__Goal of the exercise__
Repeat the entries exactly, and do not carry the pictures over.
-- Data follows --
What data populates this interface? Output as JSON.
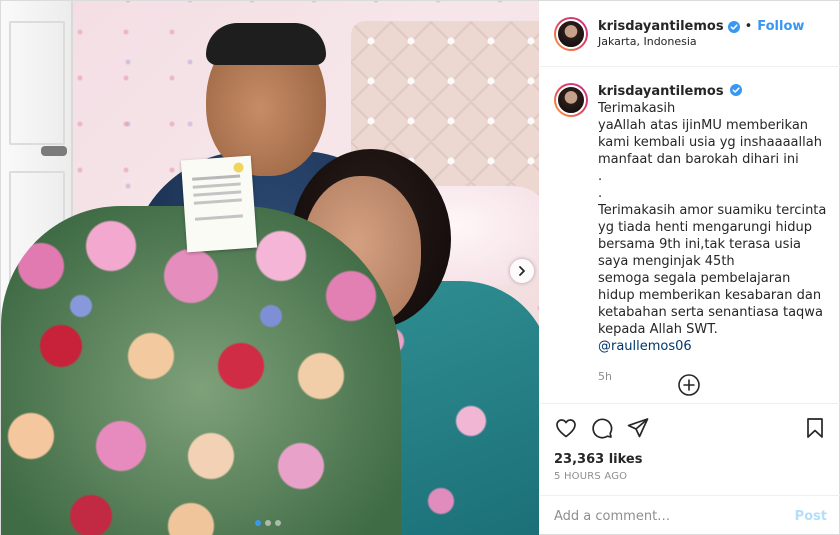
{
  "post": {
    "username": "krisdayantilemos",
    "follow_label": "Follow",
    "separator": "•",
    "location": "Jakarta, Indonesia",
    "caption": {
      "text_lines": "Terimakasih\nyaAllah atas ijinMU memberikan kami kembali usia yg inshaaaallah manfaat dan barokah dihari ini\n.\n.\nTerimakasih amor suamiku tercinta yg tiada henti mengarungi hidup bersama 9th ini,tak terasa usia saya menginjak 45th\nsemoga segala pembelajaran hidup memberikan kesabaran dan ketabahan serta senantiasa taqwa kepada Allah SWT.",
      "mention": "@raullemos06",
      "time": "5h"
    },
    "likes": "23,363 likes",
    "timestamp": "5 HOURS AGO",
    "comment_placeholder": "Add a comment…",
    "post_button": "Post"
  },
  "carousel": {
    "slide_count": 3,
    "active_index": 0
  },
  "colors": {
    "accent": "#3897f0",
    "post_disabled": "#b2dffc",
    "verified": "#3897f0"
  },
  "icons": {
    "verified": "verified-badge-icon",
    "like": "heart-icon",
    "comment": "comment-icon",
    "share": "paper-plane-icon",
    "save": "bookmark-icon",
    "more": "plus-circle-icon",
    "next": "chevron-right-icon"
  }
}
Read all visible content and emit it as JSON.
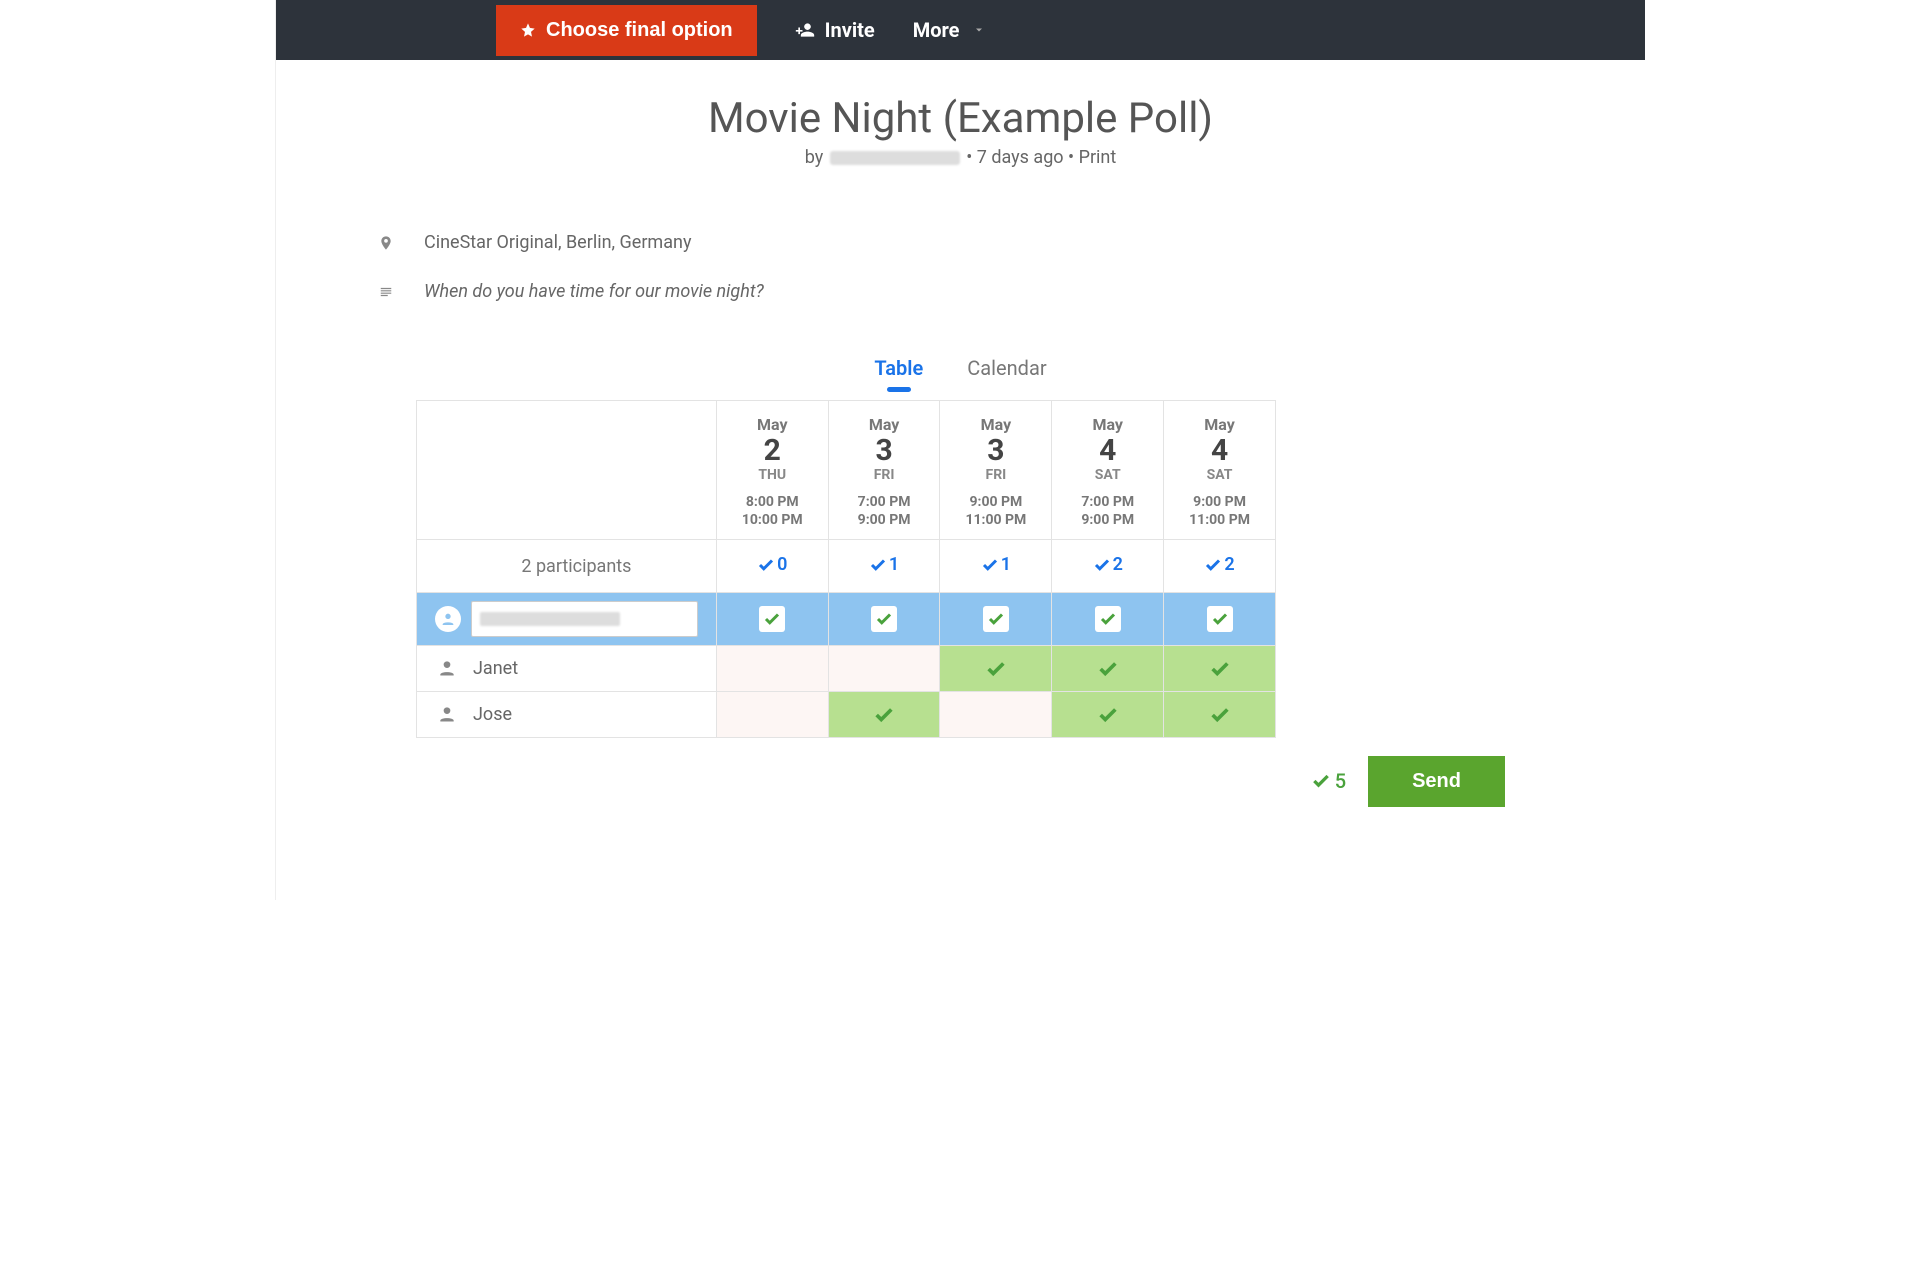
{
  "topbar": {
    "choose_label": "Choose final option",
    "invite_label": "Invite",
    "more_label": "More"
  },
  "poll": {
    "title": "Movie Night (Example Poll)",
    "by_prefix": "by",
    "time_ago": "7 days ago",
    "print_label": "Print",
    "location": "CineStar Original, Berlin, Germany",
    "description": "When do you have time for our movie night?"
  },
  "tabs": {
    "table": "Table",
    "calendar": "Calendar"
  },
  "options": [
    {
      "month": "May",
      "day": "2",
      "dow": "THU",
      "time_start": "8:00 PM",
      "time_end": "10:00 PM"
    },
    {
      "month": "May",
      "day": "3",
      "dow": "FRI",
      "time_start": "7:00 PM",
      "time_end": "9:00 PM"
    },
    {
      "month": "May",
      "day": "3",
      "dow": "FRI",
      "time_start": "9:00 PM",
      "time_end": "11:00 PM"
    },
    {
      "month": "May",
      "day": "4",
      "dow": "SAT",
      "time_start": "7:00 PM",
      "time_end": "9:00 PM"
    },
    {
      "month": "May",
      "day": "4",
      "dow": "SAT",
      "time_start": "9:00 PM",
      "time_end": "11:00 PM"
    }
  ],
  "summary": {
    "label": "2 participants",
    "counts": [
      "0",
      "1",
      "1",
      "2",
      "2"
    ]
  },
  "my_row": {
    "votes": [
      true,
      true,
      true,
      true,
      true
    ]
  },
  "participants": [
    {
      "name": "Janet",
      "votes": [
        false,
        false,
        true,
        true,
        true
      ]
    },
    {
      "name": "Jose",
      "votes": [
        false,
        true,
        false,
        true,
        true
      ]
    }
  ],
  "footer": {
    "my_yes_count": "5",
    "send_label": "Send"
  }
}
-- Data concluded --
__Exercise solution__
What data populates this interface? Output as JSON.
{
  "post": {
    "username": "krisdayantilemos",
    "follow_label": "Follow",
    "separator": "•",
    "location": "Jakarta, Indonesia",
    "caption": {
      "text_lines": "Terimakasih\nyaAllah atas ijinMU memberikan kami kembali usia yg inshaaaallah manfaat dan barokah dihari ini\n.\n.\nTerimakasih amor suamiku tercinta yg tiada henti mengarungi hidup bersama 9th ini,tak terasa usia saya menginjak 45th\nsemoga segala pembelajaran hidup memberikan kesabaran dan ketabahan serta senantiasa taqwa kepada Allah SWT.",
      "mention": "@raullemos06",
      "time": "5h"
    },
    "likes": "23,363 likes",
    "timestamp": "5 HOURS AGO",
    "comment_placeholder": "Add a comment…",
    "post_button": "Post"
  },
  "carousel": {
    "slide_count": 3,
    "active_index": 0
  },
  "colors": {
    "accent": "#3897f0",
    "post_disabled": "#b2dffc",
    "verified": "#3897f0"
  },
  "icons": {
    "verified": "verified-badge-icon",
    "like": "heart-icon",
    "comment": "comment-icon",
    "share": "paper-plane-icon",
    "save": "bookmark-icon",
    "more": "plus-circle-icon",
    "next": "chevron-right-icon"
  }
}
Read all visible content and emit it as JSON.
{
  "topbar": {
    "choose_label": "Choose final option",
    "invite_label": "Invite",
    "more_label": "More"
  },
  "poll": {
    "title": "Movie Night (Example Poll)",
    "by_prefix": "by",
    "time_ago": "7 days ago",
    "print_label": "Print",
    "location": "CineStar Original, Berlin, Germany",
    "description": "When do you have time for our movie night?"
  },
  "tabs": {
    "table": "Table",
    "calendar": "Calendar"
  },
  "options": [
    {
      "month": "May",
      "day": "2",
      "dow": "THU",
      "time_start": "8:00 PM",
      "time_end": "10:00 PM"
    },
    {
      "month": "May",
      "day": "3",
      "dow": "FRI",
      "time_start": "7:00 PM",
      "time_end": "9:00 PM"
    },
    {
      "month": "May",
      "day": "3",
      "dow": "FRI",
      "time_start": "9:00 PM",
      "time_end": "11:00 PM"
    },
    {
      "month": "May",
      "day": "4",
      "dow": "SAT",
      "time_start": "7:00 PM",
      "time_end": "9:00 PM"
    },
    {
      "month": "May",
      "day": "4",
      "dow": "SAT",
      "time_start": "9:00 PM",
      "time_end": "11:00 PM"
    }
  ],
  "summary": {
    "label": "2 participants",
    "counts": [
      "0",
      "1",
      "1",
      "2",
      "2"
    ]
  },
  "my_row": {
    "votes": [
      true,
      true,
      true,
      true,
      true
    ]
  },
  "participants": [
    {
      "name": "Janet",
      "votes": [
        false,
        false,
        true,
        true,
        true
      ]
    },
    {
      "name": "Jose",
      "votes": [
        false,
        true,
        false,
        true,
        true
      ]
    }
  ],
  "footer": {
    "my_yes_count": "5",
    "send_label": "Send"
  }
}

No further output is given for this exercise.